The PowerSkin for iPhone 4 ($80) is a silicone case with a built-in rechargeable 2,000 mAh battery that claims to double your device’s battery life with patented “XPAL Power” battery technology. Like most battery cases, it uses a mini-USB port to charge and sync your iPhone simultaneously, and you can turn the case on and off when necessary. The four-LED battery indicator will let you know how much juice you have remaining at the touch of a button.
Firstly, the PowerSkin looks great. As soon as you remove it from its box, you’ll notice a refreshing appearance that’s unlike many of the other battery cases on the market. I’ve had and reviewed a number of these things, but the PowerSkin is actually the first I’ve used to be made from silicone. And I’m a big fan of it.
PowerSkin claims that this case is lightweight, and those claims aren’t unfounded; of course, there is a little weight there, but you’ve got to expect that from a case with a built-in battery, and there isn’t so much that it’s unbearable. Again, the silicone helps keep the weight down, and means the PowerSkin should be lighter than many of its hard plastic rivals.
But just like its hard plastic rivals, the PowerSkin is incredibly protective. That silicone is thick enough to withstand some pretty big drops without doing any damage to your device. And it’s sturdy; the build quality is excellent and I certainly don’t feel like the PowerSkin is going to deteriorate anytime soon.
The built-in battery status LEDs mean you can continuously keep track of your remaining battery life — simply by touching the button on the bottom of the case. Hold that button in and it’ll turn the PowerSkin’s charging function off. This is great if you don’t want it to continually charge your iPhone while you’re using it.
For me, the battery life with the PowerSkin is fantastic. After a couple of days of use, I found myself pressing the button at the bottom of the case continually just waiting for the thing to run out. On long journeys, where I’d usually listen to music or catch up on TV shows, would probably eat around 20% of my battery before — meaning that by dinner time my iPhone needed more power. With the PowerSkin, however, my iPhone didn’t even feel it.
As for charging, I slapped it on my iPhone 4 while the battery was near enough dead and it gave me 51% of battery life in just one hour. To charge completely, the PowerSkin took just under two hours, which I though was rather impressive — that matches the PhoneSuit Elite, and it’s just as long as it takes my iPhone to charge while hooked up to the mains.
It seems to be pretty much perfect in every way. It looks good, it feels good, it’s not too heavy, the battery life is good… I could go on all day.
However, when you compare it to some of the other cases we’ve reviewed this week, there is a little room for improvement. The PowerSkin takes nearly just as long to charge as the PhoneSuit Elite — which is considerably longer than the XtremeMac InCharge Mobile — a whopping five-hour wait before full charge. And it can’t match the PhoneSuit Elite‘s sleekness, even though the latter has a slightly larger battery.
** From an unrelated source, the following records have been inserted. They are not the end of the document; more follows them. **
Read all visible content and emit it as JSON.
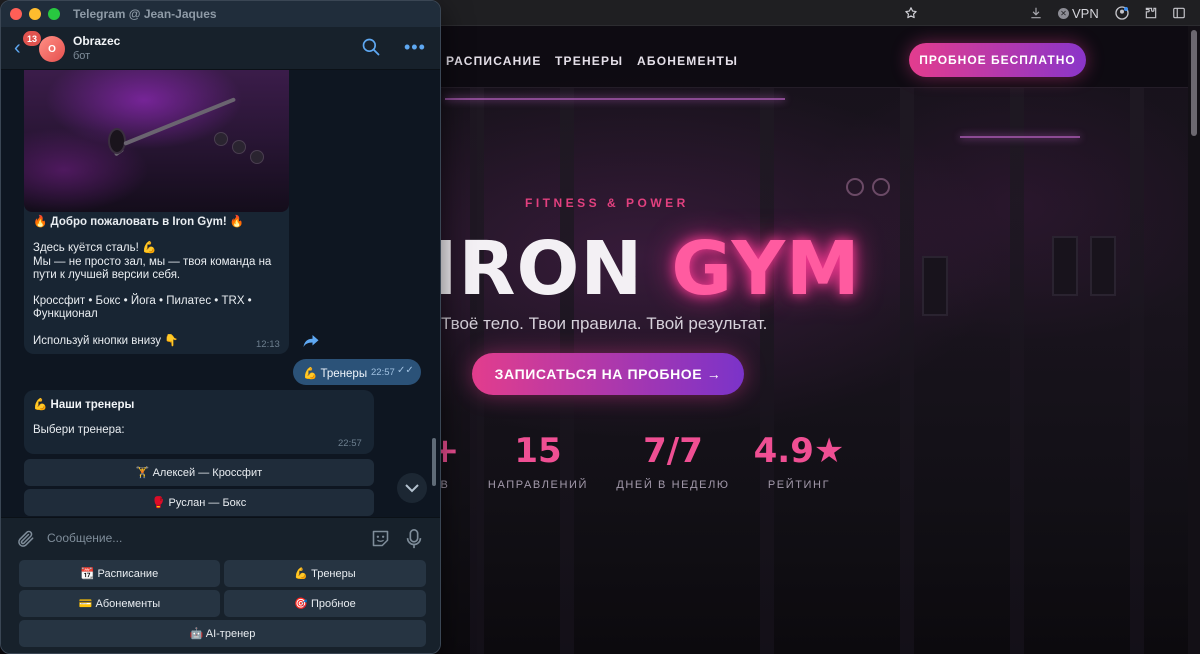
{
  "browser": {
    "vpn_label": "VPN",
    "nav": {
      "links": [
        "РАСПИСАНИЕ",
        "ТРЕНЕРЫ",
        "АБОНЕМЕНТЫ"
      ],
      "cta": "ПРОБНОЕ БЕСПЛАТНО"
    },
    "hero": {
      "eyebrow": "FITNESS & POWER",
      "title_word1": "IRON",
      "title_word2": "GYM",
      "subtitle": "Твоё тело. Твои правила. Твой результат.",
      "cta": "ЗАПИСАТЬСЯ НА ПРОБНОЕ →"
    },
    "stats": [
      {
        "number": "+",
        "label": "В"
      },
      {
        "number": "15",
        "label": "НАПРАВЛЕНИЙ"
      },
      {
        "number": "7/7",
        "label": "ДНЕЙ В НЕДЕЛЮ"
      },
      {
        "number": "4.9★",
        "label": "РЕЙТИНГ"
      }
    ],
    "colors": {
      "accent": "#e33c8e",
      "accent2": "#8a35c9"
    }
  },
  "telegram": {
    "window_title": "Telegram @ Jean-Jaques",
    "unread_count": "13",
    "avatar_initial": "O",
    "chat_name": "Obrazec",
    "chat_status": "бот",
    "messages": {
      "welcome": {
        "lines": [
          "🔥 Добро пожаловать в Iron Gym! 🔥",
          "",
          "Здесь куётся сталь! 💪",
          "Мы — не просто зал, мы — твоя команда на",
          "пути к лучшей версии себя.",
          "",
          "Кроссфит • Бокс • Йога • Пилатес • TRX •",
          "Функционал",
          "",
          "Используй кнопки внизу 👇"
        ],
        "time": "12:13"
      },
      "outgoing": {
        "text": "💪 Тренеры",
        "time": "22:57",
        "checks": "✓✓"
      },
      "trainers": {
        "title": "💪 Наши тренеры",
        "body": "Выбери тренера:",
        "time": "22:57"
      }
    },
    "inline_buttons": [
      "🏋️ Алексей — Кроссфит",
      "🥊 Руслан — Бокс"
    ],
    "composer_placeholder": "Сообщение...",
    "keyboard": {
      "schedule": "📆 Расписание",
      "trainers": "💪 Тренеры",
      "subscriptions": "💳 Абонементы",
      "trial": "🎯 Пробное",
      "ai_trainer": "🤖 AI-тренер"
    },
    "colors": {
      "outgoing_bubble": "#2b5278",
      "incoming_bubble": "#182533",
      "link": "#5ea8f2"
    }
  }
}
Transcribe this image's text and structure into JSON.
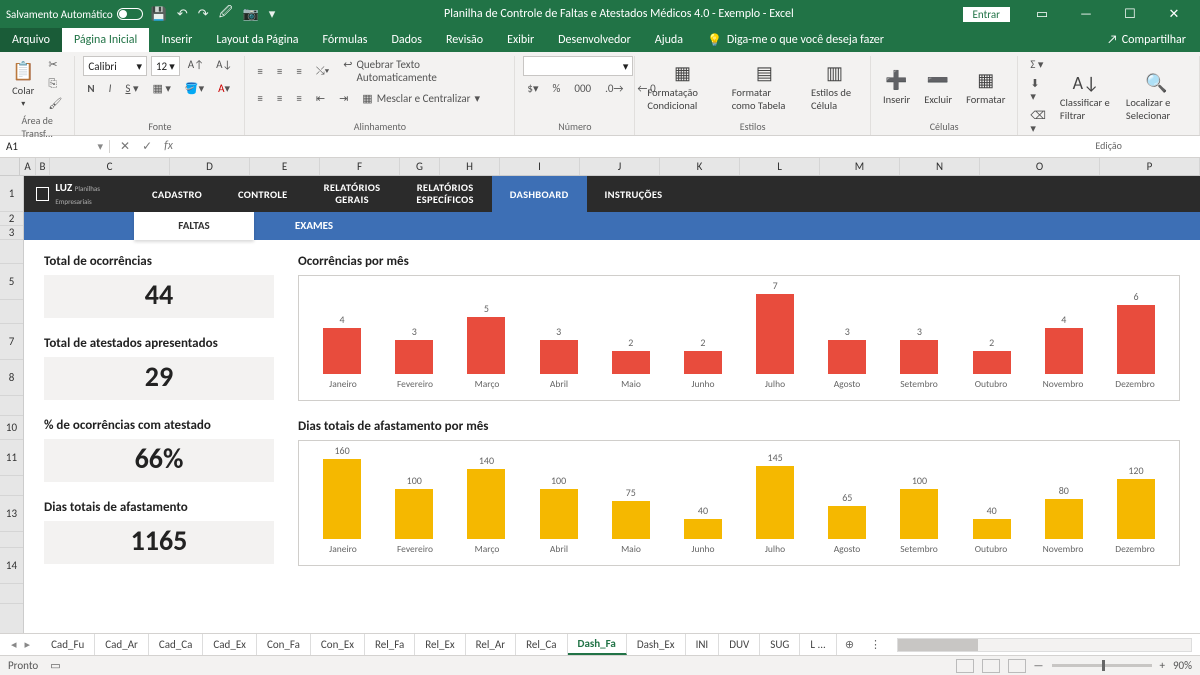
{
  "titlebar": {
    "auto_save": "Salvamento Automático",
    "title": "Planilha de Controle de Faltas e Atestados Médicos 4.0 - Exemplo  -  Excel",
    "signin": "Entrar"
  },
  "menu": [
    "Arquivo",
    "Página Inicial",
    "Inserir",
    "Layout da Página",
    "Fórmulas",
    "Dados",
    "Revisão",
    "Exibir",
    "Desenvolvedor",
    "Ajuda"
  ],
  "tellme": "Diga-me o que você deseja fazer",
  "share": "Compartilhar",
  "ribbon": {
    "paste": "Colar",
    "clipboard_label": "Área de Transf...",
    "font_name": "Calibri",
    "font_size": "12",
    "font_label": "Fonte",
    "wrap": "Quebrar Texto Automaticamente",
    "merge": "Mesclar e Centralizar",
    "align_label": "Alinhamento",
    "number_label": "Número",
    "cond": "Formatação Condicional",
    "table": "Formatar como Tabela",
    "cellstyle": "Estilos de Célula",
    "styles_label": "Estilos",
    "insert": "Inserir",
    "delete": "Excluir",
    "format": "Formatar",
    "cells_label": "Células",
    "sort": "Classificar e Filtrar",
    "find": "Localizar e Selecionar",
    "edit_label": "Edição"
  },
  "namebox": "A1",
  "columns": [
    "A",
    "B",
    "C",
    "D",
    "E",
    "F",
    "G",
    "H",
    "I",
    "J",
    "K",
    "L",
    "M",
    "N",
    "O",
    "P"
  ],
  "rownums": [
    "1",
    "2",
    "3",
    "",
    "5",
    "",
    "7",
    "8",
    "",
    "10",
    "11",
    "",
    "13",
    "",
    "14",
    ""
  ],
  "nav": {
    "logo_main": "LUZ",
    "logo_sub": "Planilhas Empresariais",
    "tabs": [
      "CADASTRO",
      "CONTROLE",
      "RELATÓRIOS GERAIS",
      "RELATÓRIOS ESPECÍFICOS",
      "DASHBOARD",
      "INSTRUÇÕES"
    ],
    "subtabs": [
      "FALTAS",
      "EXAMES"
    ]
  },
  "metrics": [
    {
      "title": "Total de ocorrências",
      "value": "44"
    },
    {
      "title": "Total de atestados apresentados",
      "value": "29"
    },
    {
      "title": "% de ocorrências com atestado",
      "value": "66%"
    },
    {
      "title": "Dias totais de afastamento",
      "value": "1165"
    }
  ],
  "chart_data": [
    {
      "type": "bar",
      "title": "Ocorrências por mês",
      "categories": [
        "Janeiro",
        "Fevereiro",
        "Março",
        "Abril",
        "Maio",
        "Junho",
        "Julho",
        "Agosto",
        "Setembro",
        "Outubro",
        "Novembro",
        "Dezembro"
      ],
      "values": [
        4,
        3,
        5,
        3,
        2,
        2,
        7,
        3,
        3,
        2,
        4,
        6
      ],
      "ylim": [
        0,
        7
      ],
      "color": "#e84c3d"
    },
    {
      "type": "bar",
      "title": "Dias totais de afastamento por mês",
      "categories": [
        "Janeiro",
        "Fevereiro",
        "Março",
        "Abril",
        "Maio",
        "Junho",
        "Julho",
        "Agosto",
        "Setembro",
        "Outubro",
        "Novembro",
        "Dezembro"
      ],
      "values": [
        160,
        100,
        140,
        100,
        75,
        40,
        145,
        65,
        100,
        40,
        80,
        120
      ],
      "ylim": [
        0,
        160
      ],
      "color": "#f5b800"
    }
  ],
  "sheet_tabs": [
    "Cad_Fu",
    "Cad_Ar",
    "Cad_Ca",
    "Cad_Ex",
    "Con_Fa",
    "Con_Ex",
    "Rel_Fa",
    "Rel_Ex",
    "Rel_Ar",
    "Rel_Ca",
    "Dash_Fa",
    "Dash_Ex",
    "INI",
    "DUV",
    "SUG",
    "L  ..."
  ],
  "active_sheet": "Dash_Fa",
  "status": {
    "ready": "Pronto",
    "zoom": "90%"
  }
}
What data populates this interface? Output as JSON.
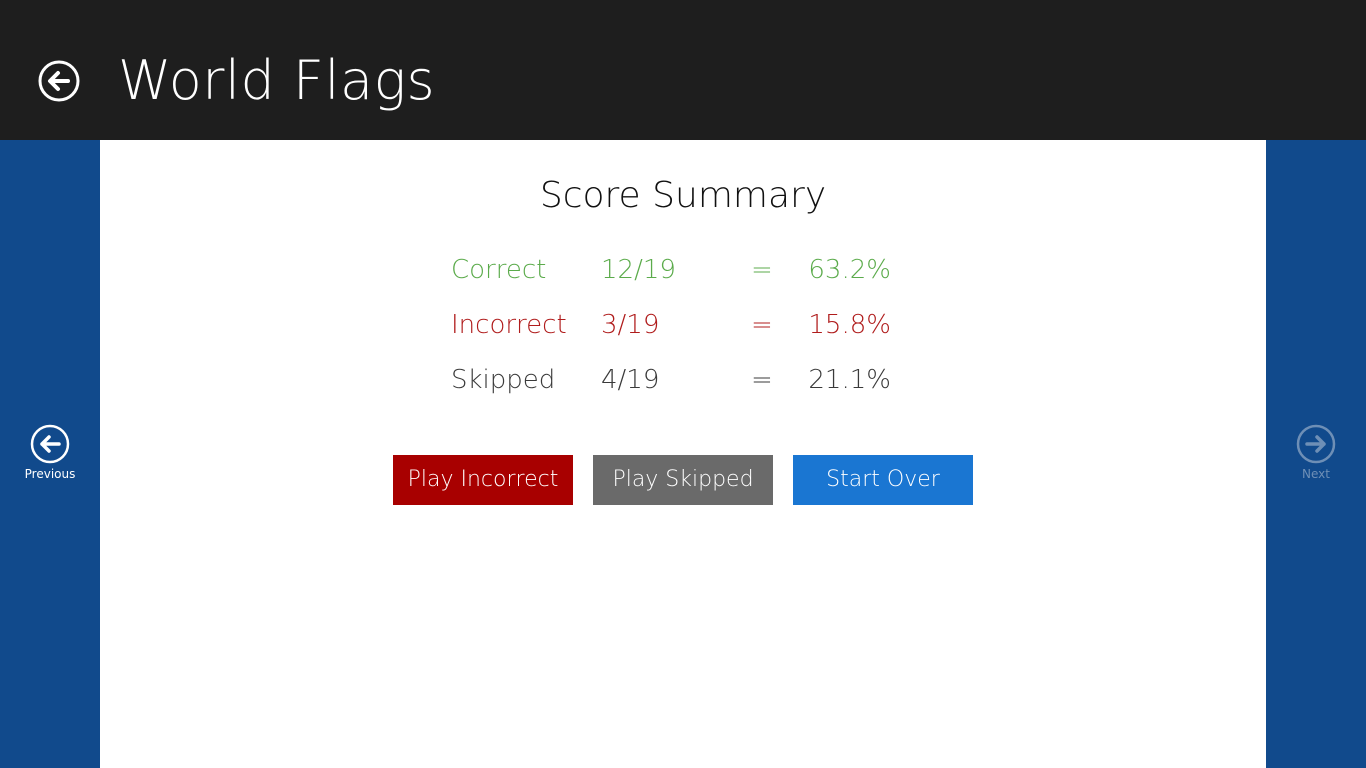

Again, picking fault with the PowerSkin really is a difficult task. There’s so much I like about it, and I really can’t seem to find anything I don’t. It’s by far the best battery case I’ve used for the iPhone 4 to date; I can’t recommend it enough. However, its charge time can be improved a little, and it could lose a little weight.